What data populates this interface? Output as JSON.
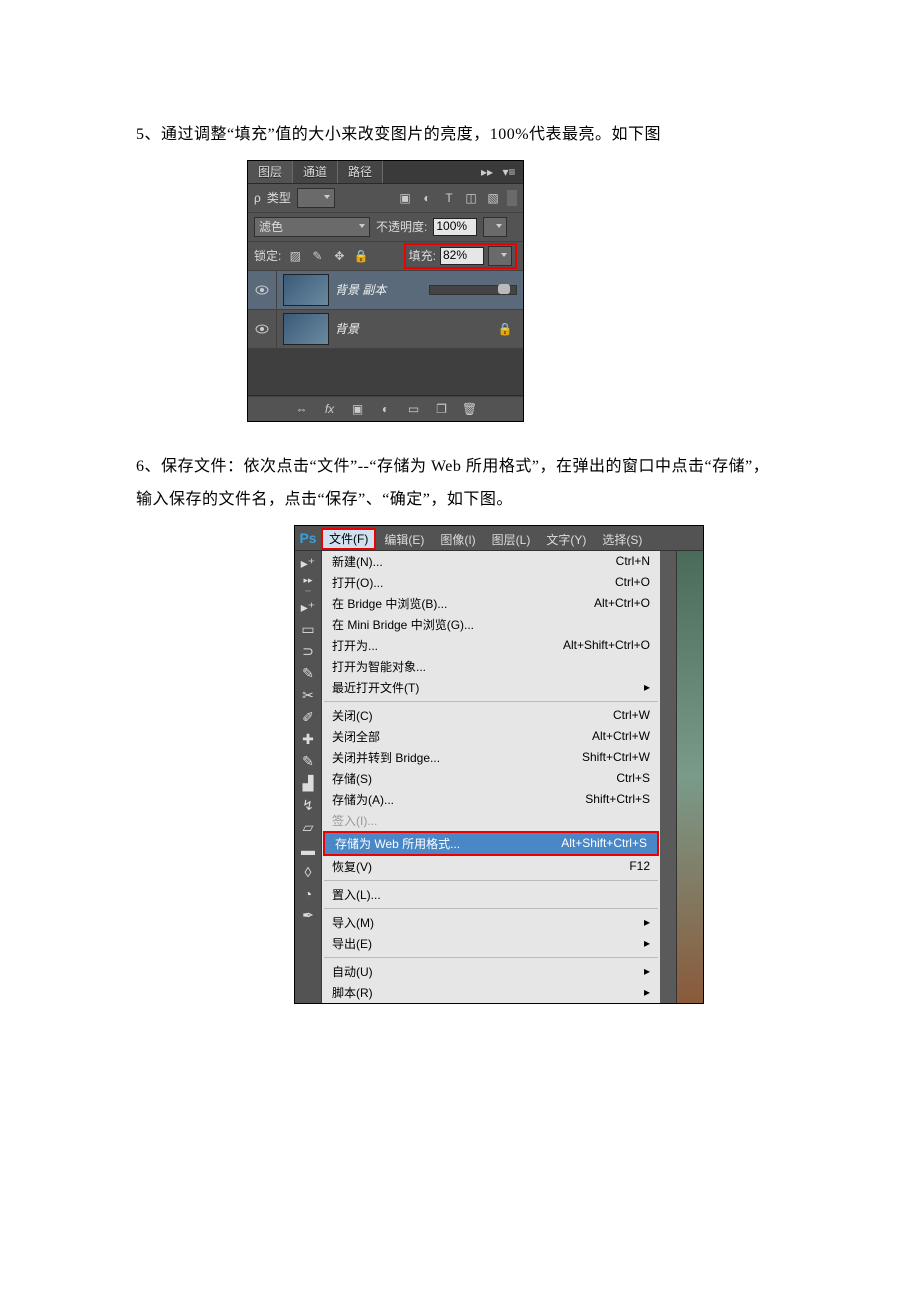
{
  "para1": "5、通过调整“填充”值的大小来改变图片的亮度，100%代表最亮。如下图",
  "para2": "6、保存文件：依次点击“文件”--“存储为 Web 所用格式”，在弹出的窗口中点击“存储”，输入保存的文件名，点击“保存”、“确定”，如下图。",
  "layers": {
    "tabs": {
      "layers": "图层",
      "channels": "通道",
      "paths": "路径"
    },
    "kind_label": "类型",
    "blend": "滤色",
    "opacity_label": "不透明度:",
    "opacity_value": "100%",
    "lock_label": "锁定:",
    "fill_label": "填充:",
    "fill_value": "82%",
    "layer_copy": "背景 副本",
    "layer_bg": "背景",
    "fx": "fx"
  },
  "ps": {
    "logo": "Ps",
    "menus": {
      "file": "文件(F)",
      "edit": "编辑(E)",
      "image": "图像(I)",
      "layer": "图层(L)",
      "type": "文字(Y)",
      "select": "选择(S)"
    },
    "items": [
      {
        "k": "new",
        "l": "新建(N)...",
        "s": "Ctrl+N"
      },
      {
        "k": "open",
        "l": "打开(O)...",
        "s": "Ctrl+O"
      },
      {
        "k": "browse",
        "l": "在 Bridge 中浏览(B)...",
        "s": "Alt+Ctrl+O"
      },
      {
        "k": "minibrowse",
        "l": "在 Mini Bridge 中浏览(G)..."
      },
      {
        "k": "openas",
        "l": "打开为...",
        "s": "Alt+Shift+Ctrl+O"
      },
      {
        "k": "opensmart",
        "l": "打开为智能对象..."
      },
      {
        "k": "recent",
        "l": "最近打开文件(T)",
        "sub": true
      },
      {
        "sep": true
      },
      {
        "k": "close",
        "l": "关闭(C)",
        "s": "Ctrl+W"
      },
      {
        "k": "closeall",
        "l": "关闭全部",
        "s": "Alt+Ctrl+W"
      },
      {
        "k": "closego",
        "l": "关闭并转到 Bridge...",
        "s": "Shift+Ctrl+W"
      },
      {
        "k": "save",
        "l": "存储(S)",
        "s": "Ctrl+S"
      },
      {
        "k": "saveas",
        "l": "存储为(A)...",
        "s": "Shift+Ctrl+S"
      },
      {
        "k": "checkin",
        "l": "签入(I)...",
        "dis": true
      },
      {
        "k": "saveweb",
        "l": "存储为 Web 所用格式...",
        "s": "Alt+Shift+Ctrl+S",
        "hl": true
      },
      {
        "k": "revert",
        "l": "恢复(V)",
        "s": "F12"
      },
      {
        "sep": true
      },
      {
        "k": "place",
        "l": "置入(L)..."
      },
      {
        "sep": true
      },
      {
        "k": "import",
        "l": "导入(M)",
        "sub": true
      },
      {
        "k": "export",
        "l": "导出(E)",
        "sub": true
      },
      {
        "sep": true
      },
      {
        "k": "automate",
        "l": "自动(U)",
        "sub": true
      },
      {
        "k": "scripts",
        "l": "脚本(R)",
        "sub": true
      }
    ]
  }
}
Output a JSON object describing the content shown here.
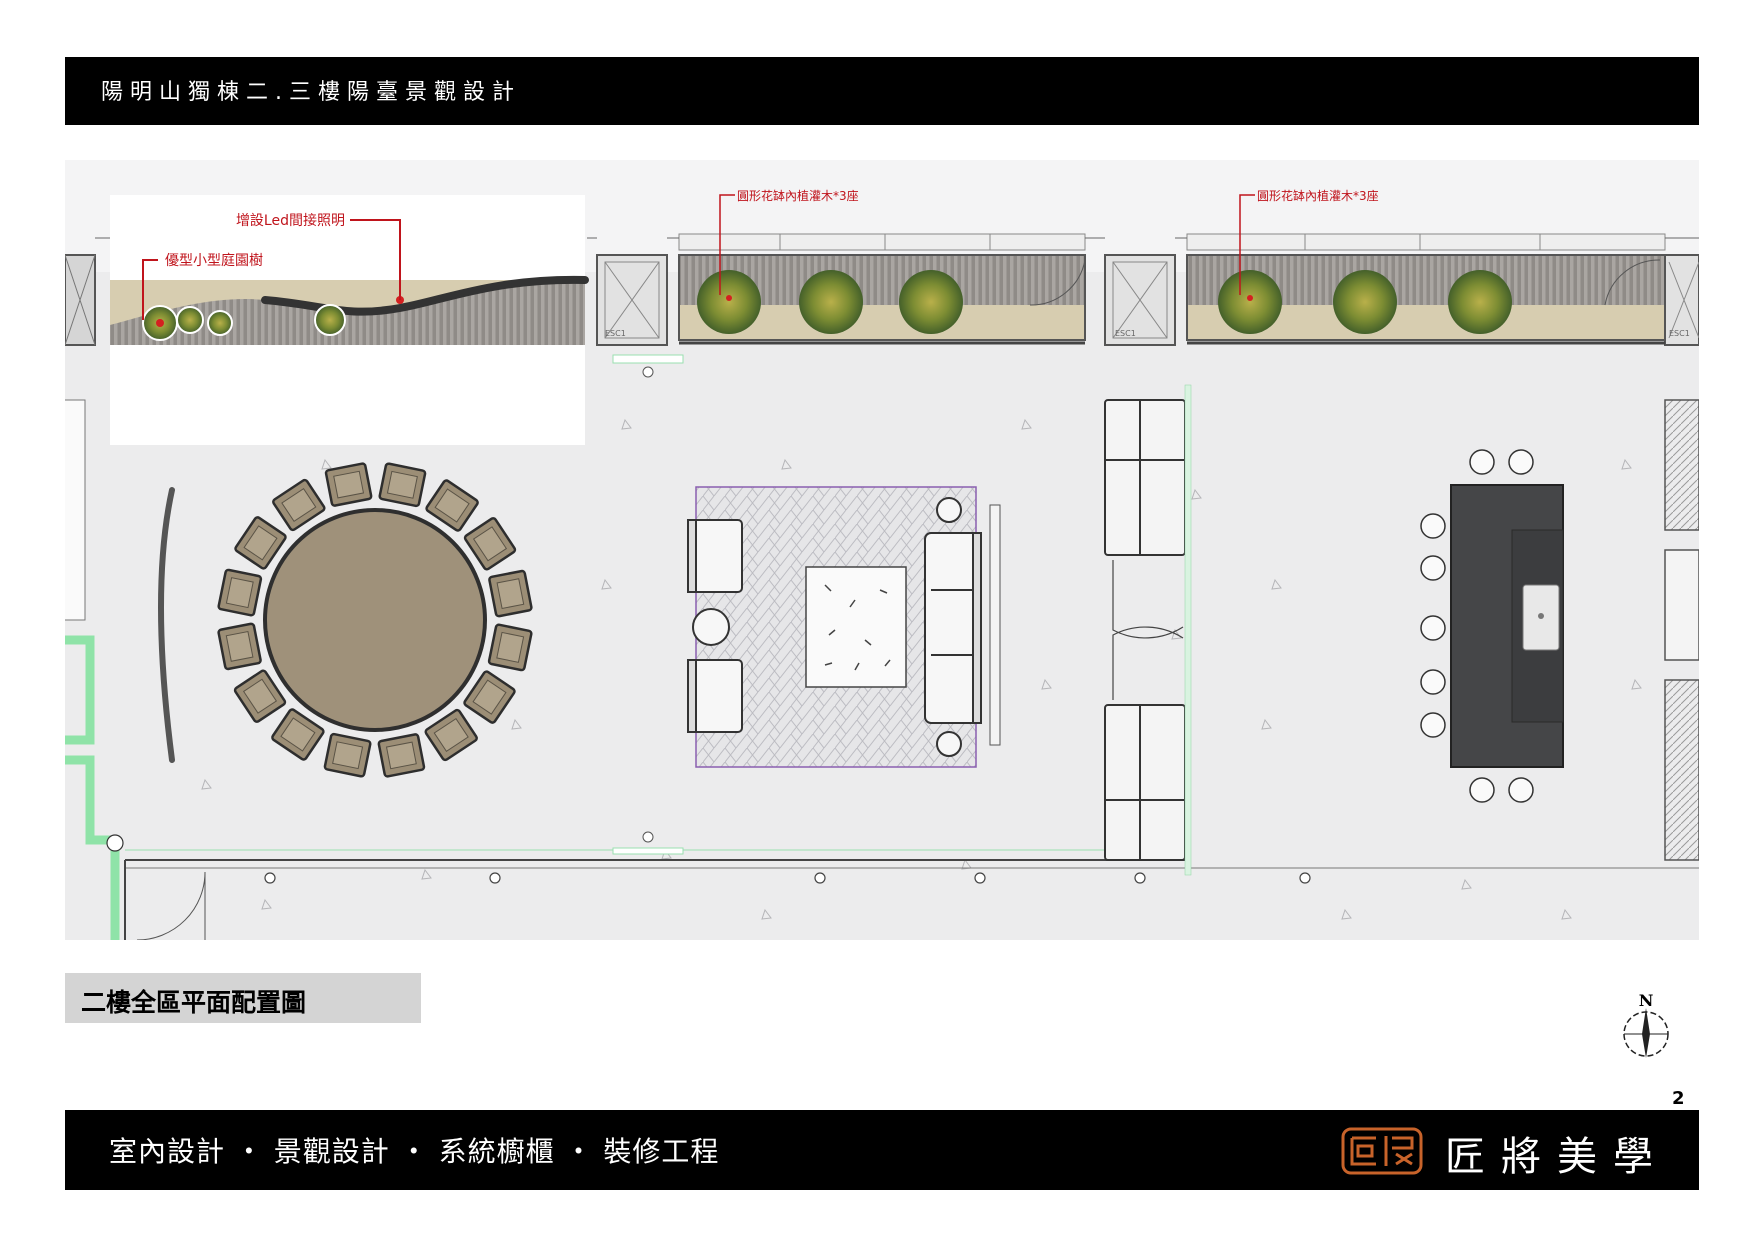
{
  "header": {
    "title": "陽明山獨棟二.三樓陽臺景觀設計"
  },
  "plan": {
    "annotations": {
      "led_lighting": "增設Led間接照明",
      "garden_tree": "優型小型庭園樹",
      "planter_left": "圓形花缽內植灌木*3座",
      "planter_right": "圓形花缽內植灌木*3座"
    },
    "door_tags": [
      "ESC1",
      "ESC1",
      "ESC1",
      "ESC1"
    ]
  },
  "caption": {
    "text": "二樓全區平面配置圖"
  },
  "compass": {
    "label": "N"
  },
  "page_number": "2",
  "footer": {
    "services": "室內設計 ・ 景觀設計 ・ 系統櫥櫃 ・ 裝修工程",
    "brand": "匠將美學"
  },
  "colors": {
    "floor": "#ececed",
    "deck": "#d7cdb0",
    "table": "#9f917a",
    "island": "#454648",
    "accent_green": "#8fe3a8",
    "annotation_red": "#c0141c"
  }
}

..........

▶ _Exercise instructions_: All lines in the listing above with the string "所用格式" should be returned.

▶ _Written answer_:
  "para2": "6、保存文件：依次点击“文件”--“存储为 Web 所用格式”，在弹出的窗口中点击“存储”，输入保存的文件名，点击“保存”、“确定”，如下图。",
        "l": "存储为 Web 所用格式...",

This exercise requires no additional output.